Critical opinion[edit]

Grob believes that the "Matthew" poems are important because they, with the "Lucy" poems, are different than the other poems that Wordsworth wrote between 1797 and 1800 in their treatment of nature and personal loss. In their difference, they suggest "the presence of seeds of discontent even in a period of seemingly assured faith that makes the sequence of developments in the history of Wordsworth's thought a more orderly, evolving pattern than the chronological leaps between stages would seem to imply".[29]

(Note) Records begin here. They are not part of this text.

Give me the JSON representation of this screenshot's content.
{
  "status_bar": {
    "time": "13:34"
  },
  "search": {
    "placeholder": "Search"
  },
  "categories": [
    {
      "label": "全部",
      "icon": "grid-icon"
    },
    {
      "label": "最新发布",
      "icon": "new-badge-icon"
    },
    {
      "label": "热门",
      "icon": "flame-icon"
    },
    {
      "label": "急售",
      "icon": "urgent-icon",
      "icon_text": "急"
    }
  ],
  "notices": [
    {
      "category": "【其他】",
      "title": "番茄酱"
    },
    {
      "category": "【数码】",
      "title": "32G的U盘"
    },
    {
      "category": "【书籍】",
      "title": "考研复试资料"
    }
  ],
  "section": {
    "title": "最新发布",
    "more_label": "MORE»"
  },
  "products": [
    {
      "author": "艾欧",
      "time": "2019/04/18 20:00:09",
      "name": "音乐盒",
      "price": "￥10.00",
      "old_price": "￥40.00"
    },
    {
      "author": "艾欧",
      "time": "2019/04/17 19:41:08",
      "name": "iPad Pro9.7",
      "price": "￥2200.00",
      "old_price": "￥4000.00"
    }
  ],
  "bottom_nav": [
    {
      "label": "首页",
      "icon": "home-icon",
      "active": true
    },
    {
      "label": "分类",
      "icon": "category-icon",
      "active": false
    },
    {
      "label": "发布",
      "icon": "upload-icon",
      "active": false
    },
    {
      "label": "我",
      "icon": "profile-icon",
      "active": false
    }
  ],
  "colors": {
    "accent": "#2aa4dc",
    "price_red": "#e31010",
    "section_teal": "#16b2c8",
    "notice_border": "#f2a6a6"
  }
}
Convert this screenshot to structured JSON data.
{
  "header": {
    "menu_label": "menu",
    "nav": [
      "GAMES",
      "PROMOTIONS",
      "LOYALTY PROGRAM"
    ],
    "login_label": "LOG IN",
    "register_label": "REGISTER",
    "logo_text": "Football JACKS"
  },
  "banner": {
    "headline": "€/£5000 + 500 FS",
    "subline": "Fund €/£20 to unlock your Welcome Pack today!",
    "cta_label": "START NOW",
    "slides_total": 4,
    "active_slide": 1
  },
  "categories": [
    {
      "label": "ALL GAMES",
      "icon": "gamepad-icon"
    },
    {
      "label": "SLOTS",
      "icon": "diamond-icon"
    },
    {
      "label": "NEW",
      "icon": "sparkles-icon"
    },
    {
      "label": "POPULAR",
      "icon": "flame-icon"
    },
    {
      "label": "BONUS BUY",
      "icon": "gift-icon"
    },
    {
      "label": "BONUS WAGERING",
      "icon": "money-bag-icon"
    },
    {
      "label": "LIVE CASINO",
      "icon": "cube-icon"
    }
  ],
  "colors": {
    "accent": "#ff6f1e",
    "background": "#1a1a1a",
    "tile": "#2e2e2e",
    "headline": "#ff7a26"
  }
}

Notes[edit]

  1. ^ Moorman 1968 p. 369
  2. ^ Matlak 1978 pp. 46–47
  3. ^ Grob 1973 p. 201
  4. ^ a b Grob 1972 pp. 245–246
  5. ^ Knight 1896 p. 86
  6. ^ Moorman 1968 p. 379
  7. ^ Moorman 1968 p. 429
  8. ^ Grob 1973 p. 193
  9. ^ Knight 1896 p. 88
  10. ^ a b Hartman 1967 p. 270
  11. ^ a b c Mahoney 1997 p. 108
  12. ^ Mahoney 1997 p. 109
  13. ^ quoted in Knight 1896 p. 87
  14. ^ Abrams 2000 p. 256 note
  15. ^ Knight 1896 pp. 86–87
  16. ^ Moorman 1968 pp. 51–53
  17. ^ Hartman 1967 p. 285
  18. ^ Hartman 1967 p. 160
  19. ^ Grob 1973 p. 192
  20. ^ Grob 1973 pp. 10–11
  21. ^ Hartman 1967 p. 289
  22. ^ Hirsch 1960 p. 84
  23. ^ Mahoney 1997 pp. 108–109
  24. ^ Kostelanetz 1966 p. 43
  25. ^ Kostelanetz 1966 p. 47
  26. ^ Ferry 1959 p. 64
  27. ^ Danby 1960 p. 87
  28. ^ Grob 1973 p. 195
  29. ^ Grob 1973 p. 204

References[edit]

  • Abrams, M.H. The Norton Anthology of English Literature: Volume 2A, "The Romantic Period". (7th ed.). New York: W. W. Norton & Company, 2000.
  • Danby, John. The Simple Wordsworth: Studies in the Poems 1797–1807. London: Routledge, 1960.
  • Ferry, David. The Limits of Mortality. Middletown: Wesleyan University Press, 1959.
  • Grob, Alan. The Philosophic Mind: A Study of Wordsworth's Poetry and Thought 1797–1805. Columbus: Ohio State University, 1973.
  • Hartman, Geoffrey. Wordsworth's Poetry 1787–1814. New Haven: Yale University Press, 1967.
  • Hartman, Geoffrey. "Wordsworth, Inscriptions, and Romantic Nature Poetry" in Sensibility to Romanticism, ed. F. Hilles and Harold Bloom. Oxford: Oxford University Press, 1965.
  • Hirsch, E. D. Wordsworth and Schelling. New Haven, Yale University Press, 1960.
  • Jones, Mark. The 'Lucy Poems': A Case Study in Literary Knowledge. Toronto:The University of Toronto Press, 1995. ISBN 0-8020-0434-2
  • Knight, William Angus (editor). The Poetical Works of William Wordsworth Vol 2. Macmillan, 1896.
  • Kostelanetz, Anne. "Wordsworth's 'Conversations': A Reading of 'The Two April Mornings' and 'The Fountain,'" ELH 33 (1966).
  • Mahoney, John. William Wordsworth: A Poetic Life. New York: Fordham University Press, 1997.
  • Matlak, Richard. "Wordsworth's Lucy Poems in Psychobiographical Context". PMLA, Vol. 93, No. 1 (Jan. 1978): 46–65.
  • Moorman, Mary. William Wordsworth A Biography: The Early Years 1770–1803. London: Oxford University Press, 1968.